Hickey Law Firm also has represented numerous people injured and killed on jet skis (personal watercraft). In one such case, a 40’ speed boat with 4 outboard engines with a combined horsepower of over 1,000 was speeding in broad daylight off of Tampa Bay in Tampa, Florida. The speedboat was driven or operated by a man who had been drinking and taking drugs on that day. He ran his huge speeding boat over the top of a man on a jet ski. The propellers of the speedboat severed the arm of and killed the jet skier. The lawyers for the insurance company for the owner and operator of that boat ran to Federal Court and filed a limitation of liability case. We represent the family of the man who was killed. We are pursuing his claims in the LOLA case in Federal Court. We will get permission from the Court to pursue the case in state court and will get a jury trial.
Hickey Law Firm also represents the family of a 12 year old girl who was killed while she was on a jet ski off of Ft. Myers, Florida. In that case, the Hyatt Hotel where the family was staying had recommended that they and others use a particular jet ski (personal watercraft) service or livery. The livery company rented out the jet skis and conducted tours of the area on jet skis. The guide who worked for the livery company lost track of at least one jet ski, the one with the little girl and her step-father. That jet ski followed orders and went into a channel where there was a lot of boat traffic and a lot of waves. The guide never waved the boat traffic away from his group and never advised the jet skiers where and how to go. This one jet ski with the little girl got tangled in mangroves and the little girl was hit in the head hard by a branch and later died of the injuries she got there. We have recovered from the jet ski company and are now pursuing claims against the hotel which recommended the jet ski company.

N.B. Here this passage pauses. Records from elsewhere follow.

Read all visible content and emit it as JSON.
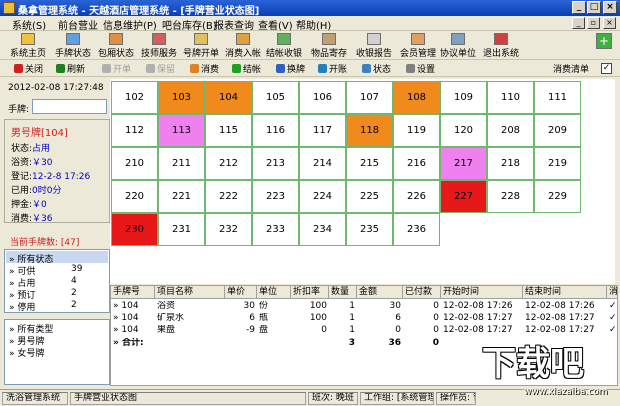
{
  "window": {
    "title": "桑拿管理系统 - 天越酒店管理系统 - [手牌营业状态图]"
  },
  "menu": [
    "系统(S)",
    "前台营业",
    "信息维护(P)",
    "吧台库存(B)",
    "报表查询",
    "查看(V)",
    "帮助(H)"
  ],
  "toolbar": [
    "系统主页",
    "手牌状态",
    "包厢状态",
    "技师服务",
    "号牌开单",
    "消费入帐",
    "结帐收银",
    "物品寄存",
    "收银报告",
    "会员管理",
    "协议单位",
    "退出系统"
  ],
  "actionbar": [
    "关闭",
    "刷新",
    "开单",
    "保留",
    "消费",
    "结帐",
    "换牌",
    "开账",
    "状态",
    "设置"
  ],
  "consume_list": {
    "label": "消费清单",
    "checked": "✓"
  },
  "left": {
    "datetime": "2012-02-08 17:27:48",
    "plate_label": "手牌:",
    "plate_value": "",
    "card_header": "男号牌[104]",
    "status_label": "状态:",
    "status_value": "占用",
    "bath_label": "浴资:",
    "bath_value": "￥30",
    "register_label": "登记:",
    "register_value": "12-2-8 17:26",
    "used_label": "已用:",
    "used_value": "0时0分",
    "deposit_label": "押金:",
    "deposit_value": "￥0",
    "consume_label": "消费:",
    "consume_value": "￥36",
    "current_count": "当前手牌数: [47]",
    "status_tree": [
      {
        "name": "所有状态",
        "value": ""
      },
      {
        "name": "可供",
        "value": "39"
      },
      {
        "name": "占用",
        "value": "4"
      },
      {
        "name": "预订",
        "value": "2"
      },
      {
        "name": "停用",
        "value": "2"
      }
    ],
    "type_tree": [
      "所有类型",
      "男号牌",
      "女号牌"
    ]
  },
  "room_colors": {
    "occupied": "#f08a1c",
    "reserved": "#f080f0",
    "disabled": "#e81818",
    "available": "#ffffff"
  },
  "rooms": [
    [
      {
        "n": "102",
        "s": "available"
      },
      {
        "n": "103",
        "s": "occupied"
      },
      {
        "n": "104",
        "s": "occupied"
      },
      {
        "n": "105",
        "s": "available"
      },
      {
        "n": "106",
        "s": "available"
      },
      {
        "n": "107",
        "s": "available"
      },
      {
        "n": "108",
        "s": "occupied"
      },
      {
        "n": "109",
        "s": "available"
      },
      {
        "n": "110",
        "s": "available"
      },
      {
        "n": "111",
        "s": "available"
      }
    ],
    [
      {
        "n": "112",
        "s": "available"
      },
      {
        "n": "113",
        "s": "reserved"
      },
      {
        "n": "115",
        "s": "available"
      },
      {
        "n": "116",
        "s": "available"
      },
      {
        "n": "117",
        "s": "available"
      },
      {
        "n": "118",
        "s": "occupied"
      },
      {
        "n": "119",
        "s": "available"
      },
      {
        "n": "120",
        "s": "available"
      },
      {
        "n": "208",
        "s": "available"
      },
      {
        "n": "209",
        "s": "available"
      }
    ],
    [
      {
        "n": "210",
        "s": "available"
      },
      {
        "n": "211",
        "s": "available"
      },
      {
        "n": "212",
        "s": "available"
      },
      {
        "n": "213",
        "s": "available"
      },
      {
        "n": "214",
        "s": "available"
      },
      {
        "n": "215",
        "s": "available"
      },
      {
        "n": "216",
        "s": "available"
      },
      {
        "n": "217",
        "s": "reserved"
      },
      {
        "n": "218",
        "s": "available"
      },
      {
        "n": "219",
        "s": "available"
      }
    ],
    [
      {
        "n": "220",
        "s": "available"
      },
      {
        "n": "221",
        "s": "available"
      },
      {
        "n": "222",
        "s": "available"
      },
      {
        "n": "223",
        "s": "available"
      },
      {
        "n": "224",
        "s": "available"
      },
      {
        "n": "225",
        "s": "available"
      },
      {
        "n": "226",
        "s": "available"
      },
      {
        "n": "227",
        "s": "disabled"
      },
      {
        "n": "228",
        "s": "available"
      },
      {
        "n": "229",
        "s": "available"
      }
    ],
    [
      {
        "n": "230",
        "s": "disabled"
      },
      {
        "n": "231",
        "s": "available"
      },
      {
        "n": "232",
        "s": "available"
      },
      {
        "n": "233",
        "s": "available"
      },
      {
        "n": "234",
        "s": "available"
      },
      {
        "n": "235",
        "s": "available"
      },
      {
        "n": "236",
        "s": "available"
      }
    ]
  ],
  "table": {
    "columns": [
      "手牌号",
      "项目名称",
      "单价",
      "单位",
      "折扣率",
      "数量",
      "金额",
      "已付款",
      "开始时间",
      "结束时间",
      "消"
    ],
    "rows": [
      [
        "104",
        "浴资",
        "30",
        "份",
        "100",
        "1",
        "30",
        "0",
        "12-02-08 17:26",
        "12-02-08 17:26",
        "✓"
      ],
      [
        "104",
        "矿泉水",
        "6",
        "瓶",
        "100",
        "1",
        "6",
        "0",
        "12-02-08 17:27",
        "12-02-08 17:27",
        "✓"
      ],
      [
        "104",
        "果盘",
        "-9",
        "盘",
        "0",
        "1",
        "0",
        "0",
        "12-02-08 17:27",
        "12-02-08 17:27",
        "✓"
      ]
    ],
    "total": {
      "label": "合计:",
      "qty": "3",
      "amount": "36",
      "paid": "0"
    }
  },
  "statusbar": [
    "洗浴管理系统",
    "手牌营业状态图",
    "班次: 晚班",
    "工作组: [系统管理]",
    "操作员: 管"
  ],
  "watermark": {
    "big": "下载吧",
    "small": "www.xiazaiba.com"
  }
}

These claims are governed by maritime law. This is a specialized area. It involves the General Maritime Law of the United States, certain Federal Statutes, certain Rules of Admiralty in Federal Court, and law which is not the same as law on land.
In Florida, all lawyers are licensed and regulated by The Florida Bar, a creation of the Supreme Court of Florida. The Florida Bar has Board Certifications for lawyers who specialize in certain areas. Board Certification requires a grueling day long written examination, application, proof of significant experience and number of trials, and letters and references from judges and other lawyers who know the abilities of the applicant. Less than 1% of all lawyers in Florida are Board Certified. John H. (Jack) Hickey is one of a handful of lawyers in Florida who are double Board Certified; that is, he is Board Certified in two areas: Trials, and Admiralty & Maritime Law – the law which applies to any recreational boating case (where the boat was in navigable waters).

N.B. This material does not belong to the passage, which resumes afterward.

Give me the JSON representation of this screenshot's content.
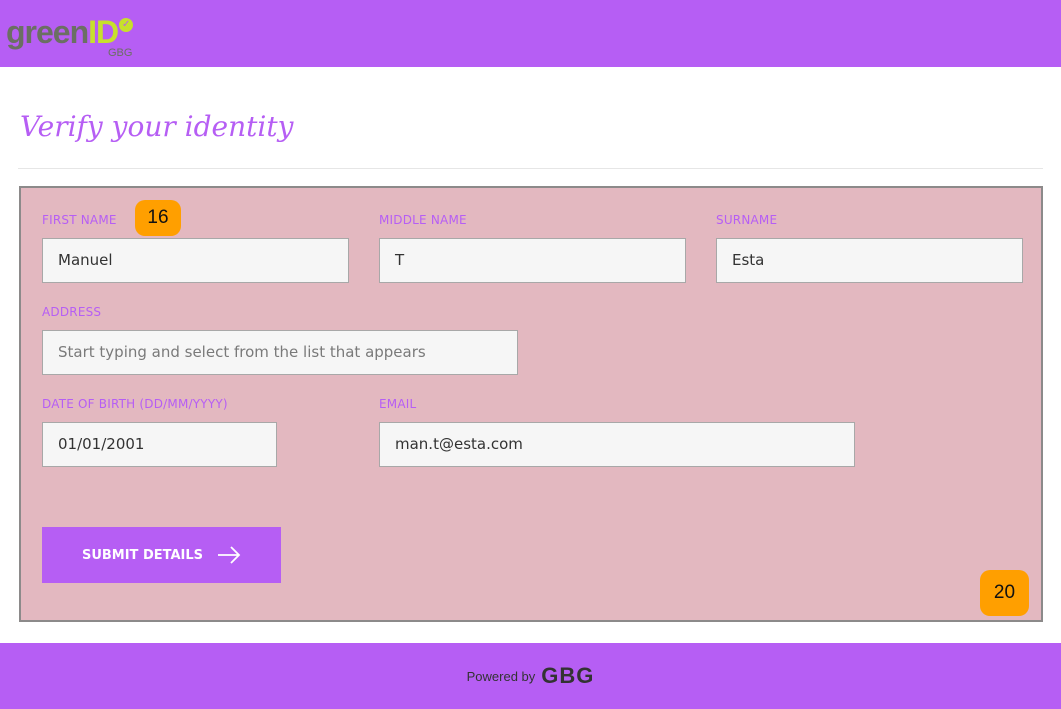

Hickey Law Firm has represented people in boating, Jet Ski, PWC and cruise ships claims over the last three decades. If you have questions about jet ski accidents, or want to learn more about Maritime Law claims, please call us in Miami or fill out our contact form. We serve injury clients throughout Florida.

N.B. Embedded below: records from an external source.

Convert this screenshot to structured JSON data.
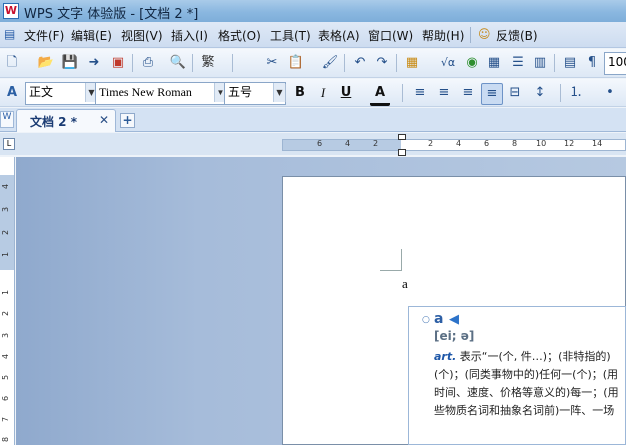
{
  "window": {
    "title": "WPS 文字 体验版 - [文档 2 *]",
    "app_icon": "W"
  },
  "menu": {
    "items": [
      "文件(F)",
      "编辑(E)",
      "视图(V)",
      "插入(I)",
      "格式(O)",
      "工具(T)",
      "表格(A)",
      "窗口(W)",
      "帮助(H)",
      "反馈(B)"
    ]
  },
  "toolbar": {
    "traditional_label": "繁",
    "zoom_value": "100",
    "sqrt_label": "√α"
  },
  "format_bar": {
    "style": "正文",
    "font": "Times New Roman",
    "size": "五号",
    "bold": "B",
    "italic": "I",
    "underline": "U",
    "font_color": "A"
  },
  "tabs": {
    "doc_tab": "文档 2 *",
    "close": "✕",
    "new_tab": "+"
  },
  "ruler": {
    "horizontal_ticks": [
      "6",
      "4",
      "2",
      "",
      "2",
      "4",
      "6",
      "8",
      "10",
      "12",
      "14"
    ],
    "vertical_ticks": [
      "4",
      "3",
      "2",
      "1",
      "",
      "1",
      "2",
      "3",
      "4",
      "5",
      "6",
      "7",
      "8"
    ],
    "corner": "L"
  },
  "document": {
    "body_text": "a"
  },
  "dictionary": {
    "word": "a",
    "phonetic": "[ei; ə]",
    "pos": "art.",
    "lines": [
      "表示“一(个, 件…)；(非特指的)",
      "(个)；(同类事物中的)任何一(个)；(用",
      "时间、速度、价格等意义的)每一；(用",
      "些物质名词和抽象名词前)一阵、一场"
    ]
  },
  "colors": {
    "accent": "#2d5fa5",
    "menubar": "#cddcf0",
    "workspace": "#a6bcda"
  }
}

Attorney John H. (Jack) Hickey and his team handle a wide range of cases, including but not limited to cruise ship accidents, admiralty and maritime accident cases, medical malpractice, wrongful death, premises liability, railroad accidents and car accidents. We represent victims from all over the nation, the world and the state of Florida.